It is concerning that the current ADI for glyphosate is set at 0.5 mg glyphosate/kg body weight. In fact, during the previous glyphosate assessment in Europe in 2017 the ADI for glyphosate increased by 33% (from 0.3 to 0.5 mg/kg). When establishing MRLs, the ADI is considered a reference point and therefore a higher level of residues of glyphosate is now allowed in EU food. Consequently, this leads to the establishment of MRLs in some food items at unreasonably high levels that may not adequately protect consumer health. For example, the MRL for glyphosate in oat, sorghum, barley, soybeans and sunflower seeds is set at 20 milligrams per kilogram (mg/kg). For wild fungi, the MRL is set at 50 mg/kg. For grapes, the MRL is set at 0.5 mg/kg, while for most fruits and vegetables it is set at 0.1 mg/kg. Overall, NGOs have criticised authorities for setting MRLs not based on science.
According to Daniele Mandrioli, from the independent Ramazzini Institute, the first preliminary results of the most comprehensive study ever performed on pesticides show various harmful health effects from glyphosate exposure at levels currently considered safe by European standards. Glyphosate exposure at doses considered safe in Europe triggered alterations in the microbiome, impacting beneficial gut bacteria and fungi. “When disrupted, many metabolic conditions, many diseases, have been connected with these alterations,” Mandrioli said. The evidence is “solid”, he said.
The food chain is heavily involved in this type of contamination. Traces of glyphosate and its commercial products have been found in foods of animal and plant origin. Plant species are the main absorbers of this herbicide.
Slow Food (2022) : Glyphosate Has No Place in the Future of EU Agriculture
Génération Futures (2017) : Générations Futures’ investigation: 53.3% of food samples
analysed on French market contained glyphosate residues
Greenpeace (GER) (2017) : Greenpeace-Test: 63,6 Prozent der konventionellen Weine und Säfte enthalten Glyphosat, Greenpeace test: 63.6% of conventional wines and juices contain glyphosate

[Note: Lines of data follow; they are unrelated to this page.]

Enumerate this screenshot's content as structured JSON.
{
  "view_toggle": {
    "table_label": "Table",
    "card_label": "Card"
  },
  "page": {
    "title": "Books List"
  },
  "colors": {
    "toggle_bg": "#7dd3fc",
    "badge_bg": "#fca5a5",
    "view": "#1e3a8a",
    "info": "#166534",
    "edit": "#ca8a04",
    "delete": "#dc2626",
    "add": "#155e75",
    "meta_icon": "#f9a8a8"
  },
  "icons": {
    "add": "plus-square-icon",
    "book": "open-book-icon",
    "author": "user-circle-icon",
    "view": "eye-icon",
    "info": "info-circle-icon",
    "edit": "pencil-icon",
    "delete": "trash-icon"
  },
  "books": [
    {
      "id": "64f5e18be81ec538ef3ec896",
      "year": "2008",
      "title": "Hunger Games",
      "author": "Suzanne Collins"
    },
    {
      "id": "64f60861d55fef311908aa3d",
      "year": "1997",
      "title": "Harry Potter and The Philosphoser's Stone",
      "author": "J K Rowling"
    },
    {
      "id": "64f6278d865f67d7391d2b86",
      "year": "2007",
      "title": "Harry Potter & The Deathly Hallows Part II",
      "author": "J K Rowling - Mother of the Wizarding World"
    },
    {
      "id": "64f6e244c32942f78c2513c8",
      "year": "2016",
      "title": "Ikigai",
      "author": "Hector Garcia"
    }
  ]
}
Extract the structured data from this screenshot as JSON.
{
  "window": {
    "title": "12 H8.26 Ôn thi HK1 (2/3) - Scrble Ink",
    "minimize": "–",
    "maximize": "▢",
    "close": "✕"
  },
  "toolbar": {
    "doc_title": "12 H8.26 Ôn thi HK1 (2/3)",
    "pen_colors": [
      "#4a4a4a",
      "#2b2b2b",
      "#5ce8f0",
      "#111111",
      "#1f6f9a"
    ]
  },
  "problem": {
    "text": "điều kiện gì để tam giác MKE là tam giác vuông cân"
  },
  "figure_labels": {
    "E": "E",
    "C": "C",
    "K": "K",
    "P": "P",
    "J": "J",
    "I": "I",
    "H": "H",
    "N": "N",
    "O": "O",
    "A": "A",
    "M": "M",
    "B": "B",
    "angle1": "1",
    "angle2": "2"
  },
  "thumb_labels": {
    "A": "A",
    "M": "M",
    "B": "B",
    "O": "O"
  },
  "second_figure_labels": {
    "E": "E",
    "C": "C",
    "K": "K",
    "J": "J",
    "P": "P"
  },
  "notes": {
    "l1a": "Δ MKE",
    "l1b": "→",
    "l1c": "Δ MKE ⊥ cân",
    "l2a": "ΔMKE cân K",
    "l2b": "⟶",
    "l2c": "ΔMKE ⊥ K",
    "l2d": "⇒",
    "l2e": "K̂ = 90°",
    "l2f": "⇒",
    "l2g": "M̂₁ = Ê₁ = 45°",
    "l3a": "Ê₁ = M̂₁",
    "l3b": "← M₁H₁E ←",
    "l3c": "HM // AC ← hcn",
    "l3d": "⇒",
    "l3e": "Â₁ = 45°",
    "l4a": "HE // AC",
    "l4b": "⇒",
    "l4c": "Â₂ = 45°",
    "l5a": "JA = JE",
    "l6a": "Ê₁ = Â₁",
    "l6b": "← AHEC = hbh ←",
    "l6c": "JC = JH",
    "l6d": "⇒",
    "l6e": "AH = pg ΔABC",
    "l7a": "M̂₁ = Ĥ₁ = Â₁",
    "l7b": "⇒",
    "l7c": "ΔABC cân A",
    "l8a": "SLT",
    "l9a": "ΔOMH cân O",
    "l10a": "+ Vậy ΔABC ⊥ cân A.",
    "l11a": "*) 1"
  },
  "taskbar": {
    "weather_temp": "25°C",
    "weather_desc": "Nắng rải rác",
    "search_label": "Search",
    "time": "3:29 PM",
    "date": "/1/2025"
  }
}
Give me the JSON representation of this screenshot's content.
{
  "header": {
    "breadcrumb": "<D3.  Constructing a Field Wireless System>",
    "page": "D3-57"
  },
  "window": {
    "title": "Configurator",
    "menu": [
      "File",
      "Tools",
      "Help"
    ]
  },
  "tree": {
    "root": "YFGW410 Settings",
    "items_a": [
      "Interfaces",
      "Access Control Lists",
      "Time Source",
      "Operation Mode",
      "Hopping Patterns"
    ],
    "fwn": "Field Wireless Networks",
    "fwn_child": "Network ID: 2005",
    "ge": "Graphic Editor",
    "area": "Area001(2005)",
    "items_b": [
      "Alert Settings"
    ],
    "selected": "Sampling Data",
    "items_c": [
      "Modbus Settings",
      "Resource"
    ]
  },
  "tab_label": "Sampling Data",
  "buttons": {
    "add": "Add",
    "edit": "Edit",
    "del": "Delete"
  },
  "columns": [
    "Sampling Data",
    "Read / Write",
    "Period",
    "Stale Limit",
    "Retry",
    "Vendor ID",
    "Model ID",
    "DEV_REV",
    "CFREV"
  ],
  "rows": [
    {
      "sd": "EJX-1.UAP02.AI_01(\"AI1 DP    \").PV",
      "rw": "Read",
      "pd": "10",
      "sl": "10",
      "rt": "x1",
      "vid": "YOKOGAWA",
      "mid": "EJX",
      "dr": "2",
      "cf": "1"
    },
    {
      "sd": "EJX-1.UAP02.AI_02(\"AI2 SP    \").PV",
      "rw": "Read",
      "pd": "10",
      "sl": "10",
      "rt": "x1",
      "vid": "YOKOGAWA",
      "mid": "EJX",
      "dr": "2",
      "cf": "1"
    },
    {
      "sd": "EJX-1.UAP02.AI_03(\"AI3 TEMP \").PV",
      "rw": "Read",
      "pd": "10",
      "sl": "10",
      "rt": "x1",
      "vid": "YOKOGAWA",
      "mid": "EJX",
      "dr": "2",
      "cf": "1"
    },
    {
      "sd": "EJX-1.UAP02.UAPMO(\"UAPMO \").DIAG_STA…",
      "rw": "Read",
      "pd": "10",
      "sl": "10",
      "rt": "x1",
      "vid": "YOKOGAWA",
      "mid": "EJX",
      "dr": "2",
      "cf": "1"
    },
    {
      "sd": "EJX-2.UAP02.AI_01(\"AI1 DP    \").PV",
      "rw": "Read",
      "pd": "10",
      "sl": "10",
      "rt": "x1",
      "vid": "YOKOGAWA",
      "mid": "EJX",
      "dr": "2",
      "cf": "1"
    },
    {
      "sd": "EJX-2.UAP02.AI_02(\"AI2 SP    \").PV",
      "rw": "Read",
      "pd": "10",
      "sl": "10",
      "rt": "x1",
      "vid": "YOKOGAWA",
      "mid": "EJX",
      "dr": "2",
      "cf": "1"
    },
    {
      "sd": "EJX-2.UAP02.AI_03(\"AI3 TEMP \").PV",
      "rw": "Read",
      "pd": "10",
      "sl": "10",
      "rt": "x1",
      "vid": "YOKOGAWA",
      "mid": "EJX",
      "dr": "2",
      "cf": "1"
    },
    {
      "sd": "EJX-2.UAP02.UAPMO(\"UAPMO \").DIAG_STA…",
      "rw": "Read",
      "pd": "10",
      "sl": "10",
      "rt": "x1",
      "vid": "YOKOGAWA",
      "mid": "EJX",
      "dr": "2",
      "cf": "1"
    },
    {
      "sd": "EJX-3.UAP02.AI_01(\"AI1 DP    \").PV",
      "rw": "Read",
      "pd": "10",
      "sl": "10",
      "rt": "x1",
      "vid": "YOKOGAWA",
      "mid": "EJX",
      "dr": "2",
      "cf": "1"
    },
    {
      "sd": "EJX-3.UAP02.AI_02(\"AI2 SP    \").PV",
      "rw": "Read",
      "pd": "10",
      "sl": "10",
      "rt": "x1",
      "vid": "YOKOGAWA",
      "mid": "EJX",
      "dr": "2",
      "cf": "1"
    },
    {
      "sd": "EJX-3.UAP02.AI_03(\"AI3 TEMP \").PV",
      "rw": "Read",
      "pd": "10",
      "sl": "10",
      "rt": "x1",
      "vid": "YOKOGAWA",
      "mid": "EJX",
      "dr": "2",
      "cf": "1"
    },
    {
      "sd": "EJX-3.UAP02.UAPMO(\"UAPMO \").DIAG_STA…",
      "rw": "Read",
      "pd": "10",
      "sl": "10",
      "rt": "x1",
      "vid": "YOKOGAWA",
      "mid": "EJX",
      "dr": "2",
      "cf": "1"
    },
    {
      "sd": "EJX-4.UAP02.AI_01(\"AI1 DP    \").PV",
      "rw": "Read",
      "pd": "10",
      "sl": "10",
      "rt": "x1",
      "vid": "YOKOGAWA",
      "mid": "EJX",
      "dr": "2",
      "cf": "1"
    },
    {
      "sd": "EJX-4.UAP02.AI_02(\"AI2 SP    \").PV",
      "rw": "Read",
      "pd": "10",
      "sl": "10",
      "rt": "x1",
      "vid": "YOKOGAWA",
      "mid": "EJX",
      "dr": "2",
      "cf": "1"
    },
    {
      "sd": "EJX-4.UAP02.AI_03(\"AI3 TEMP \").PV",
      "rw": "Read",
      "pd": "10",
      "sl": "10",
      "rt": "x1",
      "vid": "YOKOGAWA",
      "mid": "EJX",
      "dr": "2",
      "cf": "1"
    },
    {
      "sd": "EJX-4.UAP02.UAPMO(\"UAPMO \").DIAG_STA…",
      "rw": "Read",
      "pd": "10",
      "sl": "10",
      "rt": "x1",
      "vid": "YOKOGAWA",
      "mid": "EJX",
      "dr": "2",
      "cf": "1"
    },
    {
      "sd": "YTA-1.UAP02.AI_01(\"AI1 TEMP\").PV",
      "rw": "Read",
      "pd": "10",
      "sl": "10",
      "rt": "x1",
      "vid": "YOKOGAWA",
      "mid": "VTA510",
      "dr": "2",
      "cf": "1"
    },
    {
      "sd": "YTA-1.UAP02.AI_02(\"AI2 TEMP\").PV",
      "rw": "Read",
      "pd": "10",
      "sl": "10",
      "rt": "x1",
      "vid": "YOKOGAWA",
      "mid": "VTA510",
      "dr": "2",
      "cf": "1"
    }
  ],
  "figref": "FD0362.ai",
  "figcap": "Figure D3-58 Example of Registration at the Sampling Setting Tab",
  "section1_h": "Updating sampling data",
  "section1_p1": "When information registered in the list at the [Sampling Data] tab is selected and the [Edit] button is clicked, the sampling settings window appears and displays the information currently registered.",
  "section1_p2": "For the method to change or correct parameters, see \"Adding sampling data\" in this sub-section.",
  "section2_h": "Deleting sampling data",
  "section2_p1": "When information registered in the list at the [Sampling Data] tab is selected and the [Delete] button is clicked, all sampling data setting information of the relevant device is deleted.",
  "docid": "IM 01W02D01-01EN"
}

Bond Better Leef Milieu (BE) (2022) : Kom op tegen Kanker et Bond Beter Leefmilieu demandent l'interdiction du glyphosate, glyphosate dans des échantillons de sang et d'urine d'enfants
Instytut Spraw Obywatelskich (PL) (2O21) : Sarrasin avec ou sans glyphosate ? – nouveau rapport consommateur
Instytut Spraw Obywatelskich (PL) (2O22) : Glyphosate - qu'en sait-on ? Contamination alimentaire par le glyphosate
Friends of the Earth Germany (GER) (2013) : Glyphosate weed killer detected in the urine of city dwellers in 18 European countries
Enkeltauglich.bio (GER) and Munich Environmental Institute (2019) : Urinale, Citizen Science Study Urinals , urine of over 2,000 people tested
Ökotest (GER) (2021) : Kichererbsen-Test: In einigen ist Glyphosat ein Problem, Chickpea test: in some, glyphosate is a problem
Ökotest (GER) (2021) : Spaghetti-Test: Glyphosat in mehr als der Hälfte der Produkte, Spaghetti test: glyphosate in more than half of the products
Ökotest (GER) (2022) : Fusilli-Test: Labor stößt auf Mineralöl und Glyphosat, Fusilli test: laboratory finds mineral oil and glyphosate
Safe.food Matters (2022): PMRA’S PROPOSAL TO INCREASE GLYPHOSATE IN LEGUMES IS NOT CONSISTENT WITH SCIENCE OR THE LAW
PAN Europe (2023): The arguments to ban glyphosate pile up
Scientific research papers
Soares D et al., “Glyphosate Use, Toxicity and Occurrence in Food”, (Foods. 2021).